Objective: The aim of this study was to evaluate the incidence and the long-term outcome of serious adverse events associated with thoracic epidural analgesia.

Patients: Data from 7430 patients were prospectively entered into a standardised acute pain service database. A total of 7273 study participants met the inclusion criteria and were included in the final analyses. The inclusion criteria involved surgical patients receiving a postoperative thoracic epidural analgesia catheter treatment for pain control. Exclusion criteria were defined as obstetric, non-surgical, non-epidural analgesia patients and epidural analgesia catheters that had not been placed by an anaesthesiologist.

Main outcome measures: The database was queried for serious adverse events which were defined as spinal or epidural haemorrhage; spinal or epidural abscess; permanent neurological deficits; cardiac arrest; death and incomplete removal of the epidural analgesia catheter. Patients’ charts were comprehensively reviewed in case of a major adverse event.
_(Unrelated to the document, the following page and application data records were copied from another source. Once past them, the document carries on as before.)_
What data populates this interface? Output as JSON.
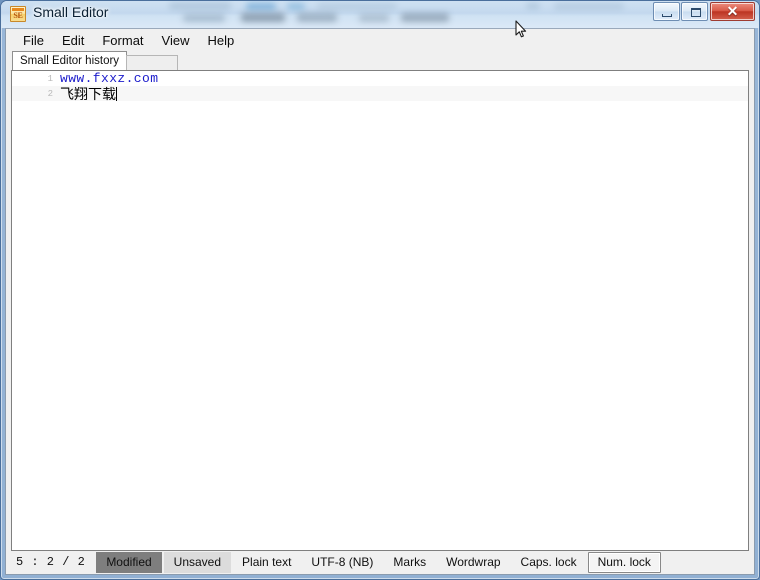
{
  "window": {
    "title": "Small Editor",
    "icon": "small-editor-icon",
    "icon_label": "SE",
    "controls": {
      "minimize": "minimize-icon",
      "maximize": "maximize-icon",
      "close": "✕"
    },
    "accent_close": "#bc3422",
    "glass_color": "#cfe1f2"
  },
  "menubar": {
    "items": [
      {
        "label": "File"
      },
      {
        "label": "Edit"
      },
      {
        "label": "Format"
      },
      {
        "label": "View"
      },
      {
        "label": "Help"
      }
    ]
  },
  "tabs": {
    "active": "Small Editor history",
    "items": [
      {
        "label": "Small Editor history"
      }
    ]
  },
  "editor": {
    "lines": [
      {
        "number": "1",
        "text": "www.fxxz.com",
        "style": "link"
      },
      {
        "number": "2",
        "text": "飞翔下载",
        "style": "cjk"
      }
    ],
    "link_color": "#1c1ccb",
    "text_color": "#000000",
    "linenumber_color": "#b9b9b9",
    "background": "#ffffff"
  },
  "statusbar": {
    "position": "5 : 2 / 2",
    "modified": "Modified",
    "saved_state": "Unsaved",
    "language": "Plain text",
    "encoding": "UTF-8 (NB)",
    "marks": "Marks",
    "wordwrap": "Wordwrap",
    "caps_lock": "Caps. lock",
    "num_lock": "Num. lock"
  }
}
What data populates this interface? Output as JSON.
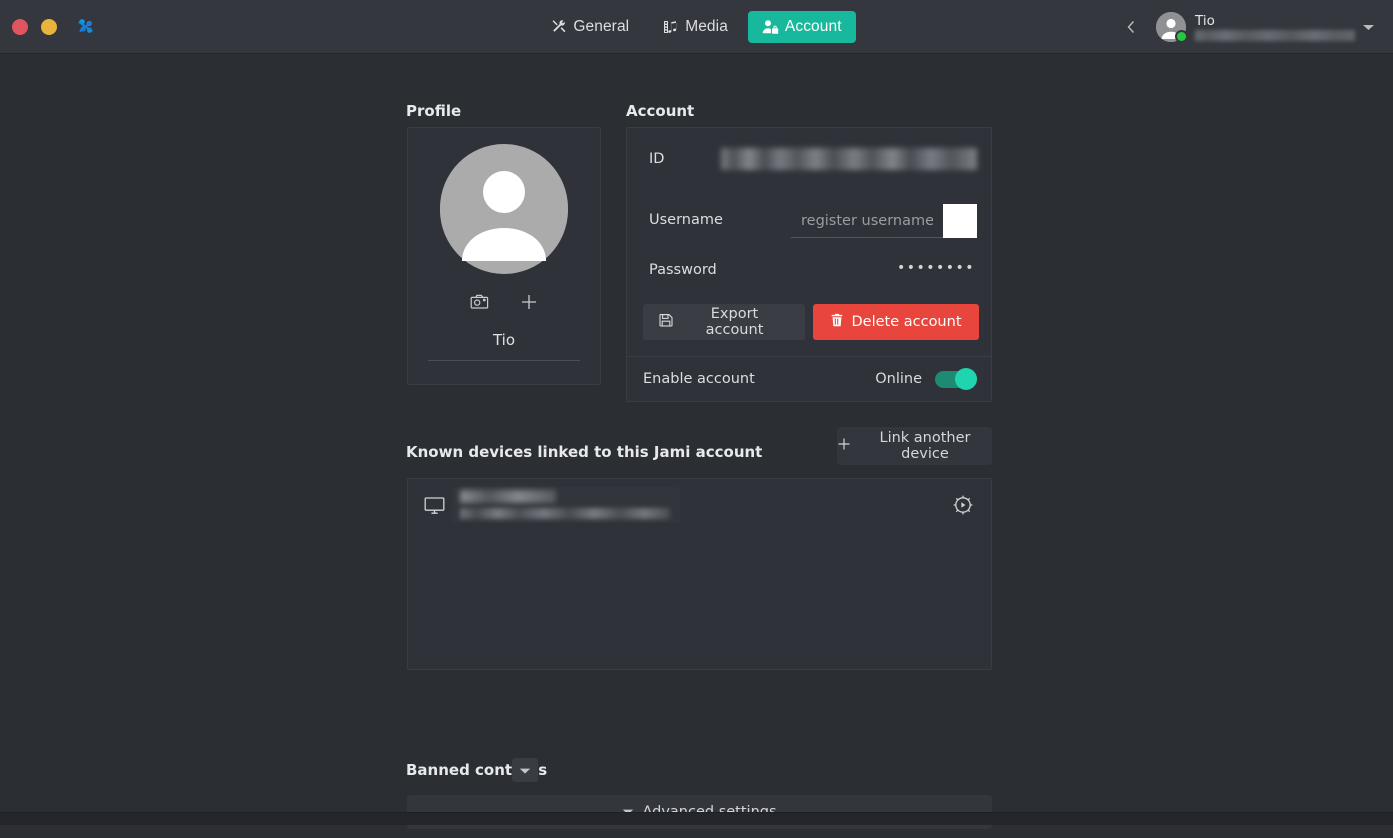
{
  "window": {
    "controls": {
      "close": "close-button",
      "minimize": "minimize-button"
    },
    "app_icon": "jami-logo-icon"
  },
  "tabs": [
    {
      "id": "general",
      "label": "General",
      "icon": "tools-icon",
      "active": false
    },
    {
      "id": "media",
      "label": "Media",
      "icon": "media-icon",
      "active": false
    },
    {
      "id": "account",
      "label": "Account",
      "icon": "account-lock-icon",
      "active": true
    }
  ],
  "account_selector": {
    "name": "Tio",
    "id_redacted": "████████████████████",
    "presence": "online",
    "presence_color": "#28c940",
    "back_icon": "chevron-left-icon",
    "dropdown_icon": "chevron-down-icon"
  },
  "profile": {
    "title": "Profile",
    "avatar": "default-avatar-icon",
    "camera_action": "camera-icon",
    "add_action": "plus-icon",
    "display_name": "Tio"
  },
  "account": {
    "title": "Account",
    "id_label": "ID",
    "id_value_redacted": "████████████████████████",
    "username_label": "Username",
    "username_value": "",
    "username_placeholder": "register username",
    "register_button_label": "",
    "password_label": "Password",
    "password_masked": "••••••••",
    "export_label": "Export account",
    "export_icon": "save-icon",
    "delete_label": "Delete account",
    "delete_icon": "trash-icon",
    "delete_color": "#e8453c",
    "enable_label": "Enable account",
    "status_label": "Online",
    "toggle_on": true,
    "toggle_color": "#1fd4ae"
  },
  "devices": {
    "title": "Known devices linked to this Jami account",
    "link_button_label": "Link another device",
    "link_button_icon": "plus-icon",
    "rows": [
      {
        "icon": "monitor-icon",
        "name_redacted": "███████",
        "id_redacted": "██████████████████████",
        "settings_icon": "gear-icon"
      }
    ]
  },
  "banned_contacts": {
    "title": "Banned contacts",
    "toggle_icon": "caret-down-icon"
  },
  "advanced": {
    "label": "Advanced settings",
    "icon": "caret-down-icon"
  }
}
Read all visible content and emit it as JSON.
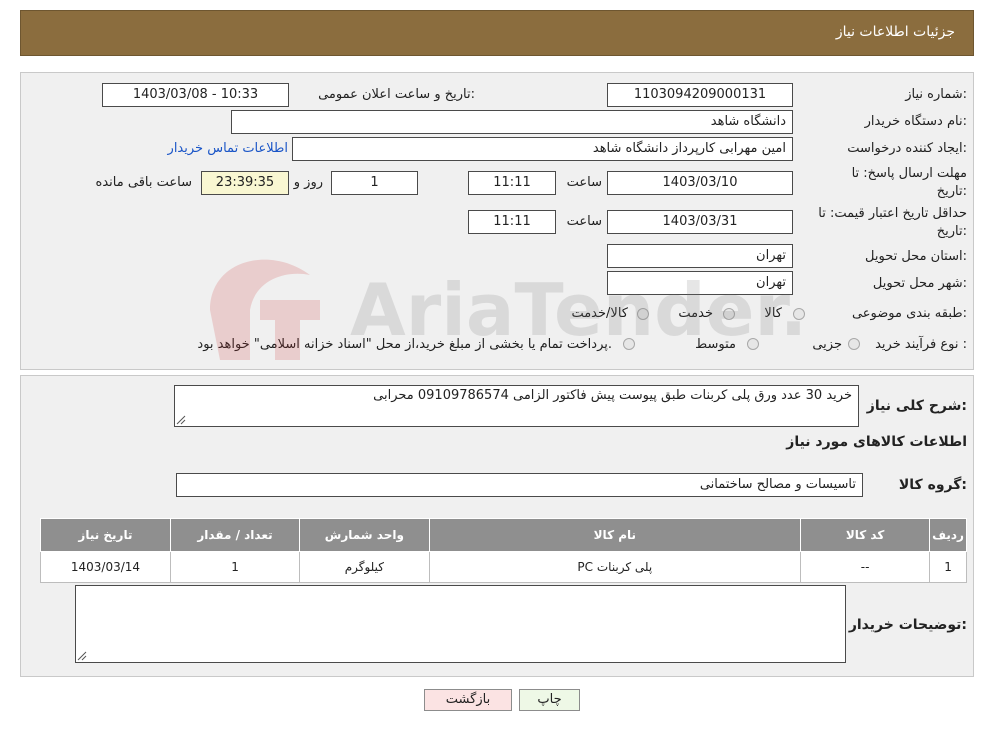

Patients with an unclear outcome received a mailed questionnaire or were contacted by telephone to determine long-term sequelae.

Results: Seven serious adverse events were identified: epidural abscess [n = 1; incidence 1 : 7273 (0.014%, 95% confidence interval, CI, 0 to 0.08%)], persistent neurological damage [n = 1; incidence 1 : 7273 (0.014%, 95% CI, 0 to 0.08%)], cardiac arrest [n = 1; incidence 1 : 7273 (0.014%, 95% CI, 0 to 0.08%)] and catheter breakage leaving a catheter fragment in situ [n = 4; incidence 1 : 1818 (0.055%, 95% CI, 0.01 to 0.14%)]. Apart from the one patient with persistent neurologic deficit, the patients with serious adverse events associated with thoracic epidural analgesia in our cohort suffered no long-term consequences.

Conclusion: In our single-centre study of thoracic epidural analgesia, serious adverse events occurred in 0.1% cases (1 : 1000), whereas long-term outcome was compromised in 0.014% (1.4 : 10 000) which is similar to the serious adverse event rates and outcomes

Read the abstract here